INPUT RECORDS:
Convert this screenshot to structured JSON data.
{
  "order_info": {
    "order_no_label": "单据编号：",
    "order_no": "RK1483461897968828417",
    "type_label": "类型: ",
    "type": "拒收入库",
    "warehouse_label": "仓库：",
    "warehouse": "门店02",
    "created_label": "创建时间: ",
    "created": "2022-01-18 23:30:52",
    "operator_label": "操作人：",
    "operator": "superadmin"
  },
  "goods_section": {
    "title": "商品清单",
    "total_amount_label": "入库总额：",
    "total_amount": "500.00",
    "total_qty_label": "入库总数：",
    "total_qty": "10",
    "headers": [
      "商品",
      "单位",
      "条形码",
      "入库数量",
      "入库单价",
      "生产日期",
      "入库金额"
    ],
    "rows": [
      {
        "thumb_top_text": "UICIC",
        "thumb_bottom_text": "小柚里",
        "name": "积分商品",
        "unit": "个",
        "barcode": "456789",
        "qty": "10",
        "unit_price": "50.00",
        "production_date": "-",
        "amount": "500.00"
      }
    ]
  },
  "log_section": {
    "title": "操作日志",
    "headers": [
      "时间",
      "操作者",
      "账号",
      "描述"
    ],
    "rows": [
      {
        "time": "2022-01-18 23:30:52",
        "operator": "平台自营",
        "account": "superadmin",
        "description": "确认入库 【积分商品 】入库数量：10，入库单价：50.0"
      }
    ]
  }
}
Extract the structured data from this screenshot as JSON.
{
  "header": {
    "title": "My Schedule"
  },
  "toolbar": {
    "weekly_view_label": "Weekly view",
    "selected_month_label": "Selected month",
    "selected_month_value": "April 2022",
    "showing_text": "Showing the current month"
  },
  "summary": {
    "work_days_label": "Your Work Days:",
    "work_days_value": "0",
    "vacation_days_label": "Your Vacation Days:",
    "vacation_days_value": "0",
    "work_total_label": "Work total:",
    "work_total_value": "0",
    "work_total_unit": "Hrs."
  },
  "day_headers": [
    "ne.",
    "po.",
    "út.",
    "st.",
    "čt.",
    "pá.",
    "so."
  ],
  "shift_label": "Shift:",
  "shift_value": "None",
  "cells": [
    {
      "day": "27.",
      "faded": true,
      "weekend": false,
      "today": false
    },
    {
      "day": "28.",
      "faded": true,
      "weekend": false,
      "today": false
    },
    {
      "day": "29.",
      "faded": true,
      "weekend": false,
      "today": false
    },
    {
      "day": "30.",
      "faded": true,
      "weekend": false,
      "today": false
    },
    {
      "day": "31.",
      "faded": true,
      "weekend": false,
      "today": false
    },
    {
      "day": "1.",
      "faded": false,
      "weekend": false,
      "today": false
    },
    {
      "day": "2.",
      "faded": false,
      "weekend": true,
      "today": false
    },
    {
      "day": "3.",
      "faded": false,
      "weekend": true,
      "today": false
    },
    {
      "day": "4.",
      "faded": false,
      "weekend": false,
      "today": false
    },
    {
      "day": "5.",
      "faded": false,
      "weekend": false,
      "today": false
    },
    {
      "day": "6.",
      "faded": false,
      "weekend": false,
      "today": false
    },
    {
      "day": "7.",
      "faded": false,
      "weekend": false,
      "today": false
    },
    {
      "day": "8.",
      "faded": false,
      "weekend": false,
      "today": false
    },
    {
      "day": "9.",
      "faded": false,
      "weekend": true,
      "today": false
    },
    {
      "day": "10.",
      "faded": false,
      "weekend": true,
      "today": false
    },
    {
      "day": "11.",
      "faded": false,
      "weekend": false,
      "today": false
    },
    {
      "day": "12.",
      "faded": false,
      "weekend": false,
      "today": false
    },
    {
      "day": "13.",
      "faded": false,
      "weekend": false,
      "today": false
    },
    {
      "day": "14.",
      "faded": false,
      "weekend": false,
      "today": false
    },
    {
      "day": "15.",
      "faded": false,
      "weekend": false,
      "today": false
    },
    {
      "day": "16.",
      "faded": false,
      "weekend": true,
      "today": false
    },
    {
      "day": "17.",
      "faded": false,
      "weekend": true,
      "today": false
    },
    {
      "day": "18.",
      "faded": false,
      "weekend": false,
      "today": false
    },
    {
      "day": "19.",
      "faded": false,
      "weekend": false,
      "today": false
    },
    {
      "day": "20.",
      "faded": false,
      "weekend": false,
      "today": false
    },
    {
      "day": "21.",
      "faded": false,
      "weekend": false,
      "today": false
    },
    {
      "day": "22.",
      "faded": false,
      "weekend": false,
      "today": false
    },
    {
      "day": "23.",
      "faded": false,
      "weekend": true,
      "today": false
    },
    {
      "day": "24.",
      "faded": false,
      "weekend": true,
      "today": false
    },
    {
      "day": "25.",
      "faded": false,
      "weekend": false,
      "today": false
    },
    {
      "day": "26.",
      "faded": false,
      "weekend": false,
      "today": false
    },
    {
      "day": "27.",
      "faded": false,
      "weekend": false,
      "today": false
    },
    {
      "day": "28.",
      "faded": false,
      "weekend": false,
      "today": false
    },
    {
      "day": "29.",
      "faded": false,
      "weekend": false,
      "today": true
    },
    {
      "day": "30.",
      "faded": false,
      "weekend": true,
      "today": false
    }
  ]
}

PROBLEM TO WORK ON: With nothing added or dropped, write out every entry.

OUTPUT BELOW:
Convert this screenshot to structured JSON data.
{
  "order_info": {
    "order_no_label": "单据编号：",
    "order_no": "RK1483461897968828417",
    "type_label": "类型: ",
    "type": "拒收入库",
    "warehouse_label": "仓库：",
    "warehouse": "门店02",
    "created_label": "创建时间: ",
    "created": "2022-01-18 23:30:52",
    "operator_label": "操作人：",
    "operator": "superadmin"
  },
  "goods_section": {
    "title": "商品清单",
    "total_amount_label": "入库总额：",
    "total_amount": "500.00",
    "total_qty_label": "入库总数：",
    "total_qty": "10",
    "headers": [
      "商品",
      "单位",
      "条形码",
      "入库数量",
      "入库单价",
      "生产日期",
      "入库金额"
    ],
    "rows": [
      {
        "thumb_top_text": "UICIC",
        "thumb_bottom_text": "小柚里",
        "name": "积分商品",
        "unit": "个",
        "barcode": "456789",
        "qty": "10",
        "unit_price": "50.00",
        "production_date": "-",
        "amount": "500.00"
      }
    ]
  },
  "log_section": {
    "title": "操作日志",
    "headers": [
      "时间",
      "操作者",
      "账号",
      "描述"
    ],
    "rows": [
      {
        "time": "2022-01-18 23:30:52",
        "operator": "平台自营",
        "account": "superadmin",
        "description": "确认入库 【积分商品 】入库数量：10，入库单价：50.0"
      }
    ]
  }
}
Extract the structured data from this screenshot as JSON.
{
  "header": {
    "title": "My Schedule"
  },
  "toolbar": {
    "weekly_view_label": "Weekly view",
    "selected_month_label": "Selected month",
    "selected_month_value": "April 2022",
    "showing_text": "Showing the current month"
  },
  "summary": {
    "work_days_label": "Your Work Days:",
    "work_days_value": "0",
    "vacation_days_label": "Your Vacation Days:",
    "vacation_days_value": "0",
    "work_total_label": "Work total:",
    "work_total_value": "0",
    "work_total_unit": "Hrs."
  },
  "day_headers": [
    "ne.",
    "po.",
    "út.",
    "st.",
    "čt.",
    "pá.",
    "so."
  ],
  "shift_label": "Shift:",
  "shift_value": "None",
  "cells": [
    {
      "day": "27.",
      "faded": true,
      "weekend": false,
      "today": false
    },
    {
      "day": "28.",
      "faded": true,
      "weekend": false,
      "today": false
    },
    {
      "day": "29.",
      "faded": true,
      "weekend": false,
      "today": false
    },
    {
      "day": "30.",
      "faded": true,
      "weekend": false,
      "today": false
    },
    {
      "day": "31.",
      "faded": true,
      "weekend": false,
      "today": false
    },
    {
      "day": "1.",
      "faded": false,
      "weekend": false,
      "today": false
    },
    {
      "day": "2.",
      "faded": false,
      "weekend": true,
      "today": false
    },
    {
      "day": "3.",
      "faded": false,
      "weekend": true,
      "today": false
    },
    {
      "day": "4.",
      "faded": false,
      "weekend": false,
      "today": false
    },
    {
      "day": "5.",
      "faded": false,
      "weekend": false,
      "today": false
    },
    {
      "day": "6.",
      "faded": false,
      "weekend": false,
      "today": false
    },
    {
      "day": "7.",
      "faded": false,
      "weekend": false,
      "today": false
    },
    {
      "day": "8.",
      "faded": false,
      "weekend": false,
      "today": false
    },
    {
      "day": "9.",
      "faded": false,
      "weekend": true,
      "today": false
    },
    {
      "day": "10.",
      "faded": false,
      "weekend": true,
      "today": false
    },
    {
      "day": "11.",
      "faded": false,
      "weekend": false,
      "today": false
    },
    {
      "day": "12.",
      "faded": false,
      "weekend": false,
      "today": false
    },
    {
      "day": "13.",
      "faded": false,
      "weekend": false,
      "today": false
    },
    {
      "day": "14.",
      "faded": false,
      "weekend": false,
      "today": false
    },
    {
      "day": "15.",
      "faded": false,
      "weekend": false,
      "today": false
    },
    {
      "day": "16.",
      "faded": false,
      "weekend": true,
      "today": false
    },
    {
      "day": "17.",
      "faded": false,
      "weekend": true,
      "today": false
    },
    {
      "day": "18.",
      "faded": false,
      "weekend": false,
      "today": false
    },
    {
      "day": "19.",
      "faded": false,
      "weekend": false,
      "today": false
    },
    {
      "day": "20.",
      "faded": false,
      "weekend": false,
      "today": false
    },
    {
      "day": "21.",
      "faded": false,
      "weekend": false,
      "today": false
    },
    {
      "day": "22.",
      "faded": false,
      "weekend": false,
      "today": false
    },
    {
      "day": "23.",
      "faded": false,
      "weekend": true,
      "today": false
    },
    {
      "day": "24.",
      "faded": false,
      "weekend": true,
      "today": false
    },
    {
      "day": "25.",
      "faded": false,
      "weekend": false,
      "today": false
    },
    {
      "day": "26.",
      "faded": false,
      "weekend": false,
      "today": false
    },
    {
      "day": "27.",
      "faded": false,
      "weekend": false,
      "today": false
    },
    {
      "day": "28.",
      "faded": false,
      "weekend": false,
      "today": false
    },
    {
      "day": "29.",
      "faded": false,
      "weekend": false,
      "today": true
    },
    {
      "day": "30.",
      "faded": false,
      "weekend": true,
      "today": false
    }
  ]
}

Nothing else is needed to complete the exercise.